(HT Greg Mankiw)

1 comment:

thinking said...

Ken Arrow is a great individual, who wrote the definitive paper on healthcare economics.

In the same interview cited by Mankiw, Arrow notes "The market won't work -- it doesn't work well in the health context."

Krugman, citing the same paper by Arrow, notes:
"There are a number of successful health-care systems, at least as measured by pretty good care much cheaper than here, and they are quite different from each other. There are, however, no examples of successful health care based on the principles of the free market, for one simple reason: in health care, the free market just doesn’t work. And people who say that the market is the answer are flying in the face of both theory and overwhelming evidence."

Arrows is also, to his credit, a leader in trying to waken society to the very real impact of climate change.

In that same interview, Arrow says, "We don't have much time left. We are moving towards temperature increases of around two degrees Celsius, which is going to have consequences in the tropics, and we will loose things like glaciers. That's not a theory; it's happening right now. It's not a prediction; it's happening right now."

Arrows is a major proponent of pricing carbon to encourage innovation in energy.
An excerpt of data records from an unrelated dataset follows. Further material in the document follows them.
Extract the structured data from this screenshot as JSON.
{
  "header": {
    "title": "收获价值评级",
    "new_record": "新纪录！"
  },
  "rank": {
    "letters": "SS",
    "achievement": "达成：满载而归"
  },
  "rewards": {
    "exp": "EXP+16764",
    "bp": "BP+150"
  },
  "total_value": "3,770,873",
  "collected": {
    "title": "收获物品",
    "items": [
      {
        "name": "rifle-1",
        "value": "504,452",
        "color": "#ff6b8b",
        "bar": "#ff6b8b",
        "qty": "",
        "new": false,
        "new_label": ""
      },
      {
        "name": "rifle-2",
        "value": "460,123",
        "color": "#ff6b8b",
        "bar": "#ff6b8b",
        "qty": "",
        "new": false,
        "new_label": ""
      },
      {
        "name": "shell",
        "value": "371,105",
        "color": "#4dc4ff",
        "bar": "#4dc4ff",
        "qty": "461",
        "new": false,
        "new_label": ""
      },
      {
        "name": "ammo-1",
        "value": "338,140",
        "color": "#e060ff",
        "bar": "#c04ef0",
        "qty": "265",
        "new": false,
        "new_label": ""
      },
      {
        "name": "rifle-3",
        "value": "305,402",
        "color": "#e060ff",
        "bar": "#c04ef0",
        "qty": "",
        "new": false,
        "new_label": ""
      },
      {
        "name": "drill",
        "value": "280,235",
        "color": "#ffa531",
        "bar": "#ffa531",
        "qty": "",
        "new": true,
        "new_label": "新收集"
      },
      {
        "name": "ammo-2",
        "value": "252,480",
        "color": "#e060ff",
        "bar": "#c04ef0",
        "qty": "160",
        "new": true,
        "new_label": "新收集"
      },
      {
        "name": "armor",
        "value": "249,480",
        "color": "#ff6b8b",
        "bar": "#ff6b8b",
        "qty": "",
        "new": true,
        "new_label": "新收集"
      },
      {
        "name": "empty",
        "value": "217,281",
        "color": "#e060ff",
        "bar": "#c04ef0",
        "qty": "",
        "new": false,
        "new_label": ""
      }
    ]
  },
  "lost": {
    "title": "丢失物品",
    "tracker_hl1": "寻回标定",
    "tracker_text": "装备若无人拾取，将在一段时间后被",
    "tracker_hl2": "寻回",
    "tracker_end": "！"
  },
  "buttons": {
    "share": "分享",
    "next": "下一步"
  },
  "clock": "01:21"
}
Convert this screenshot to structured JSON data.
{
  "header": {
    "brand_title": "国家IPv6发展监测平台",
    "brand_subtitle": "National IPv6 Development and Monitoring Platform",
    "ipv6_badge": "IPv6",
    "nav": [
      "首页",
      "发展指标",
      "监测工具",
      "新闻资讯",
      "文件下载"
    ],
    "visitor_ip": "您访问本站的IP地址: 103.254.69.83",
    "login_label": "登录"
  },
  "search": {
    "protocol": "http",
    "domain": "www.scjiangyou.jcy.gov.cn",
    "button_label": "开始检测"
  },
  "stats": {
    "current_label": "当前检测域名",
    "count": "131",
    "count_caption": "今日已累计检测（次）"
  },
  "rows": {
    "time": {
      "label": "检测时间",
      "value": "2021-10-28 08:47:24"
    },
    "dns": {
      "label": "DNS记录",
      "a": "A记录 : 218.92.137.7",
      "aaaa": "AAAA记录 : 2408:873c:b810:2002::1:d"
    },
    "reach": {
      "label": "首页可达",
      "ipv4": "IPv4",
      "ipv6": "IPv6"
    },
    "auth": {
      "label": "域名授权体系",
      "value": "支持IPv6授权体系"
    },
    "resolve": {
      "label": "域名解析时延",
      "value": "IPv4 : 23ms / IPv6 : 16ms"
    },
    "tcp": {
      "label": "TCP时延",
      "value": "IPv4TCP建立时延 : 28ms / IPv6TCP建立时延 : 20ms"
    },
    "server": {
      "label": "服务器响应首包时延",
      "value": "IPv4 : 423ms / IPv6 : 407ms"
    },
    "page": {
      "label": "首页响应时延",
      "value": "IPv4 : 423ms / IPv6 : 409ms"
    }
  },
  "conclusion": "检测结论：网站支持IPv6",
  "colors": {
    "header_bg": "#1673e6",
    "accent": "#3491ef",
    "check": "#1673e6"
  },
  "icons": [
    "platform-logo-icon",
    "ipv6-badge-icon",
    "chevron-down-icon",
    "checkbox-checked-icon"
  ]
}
Arrows also has a neat contribution to his credit, called "Arrow's impossibility theorem." I like this guy.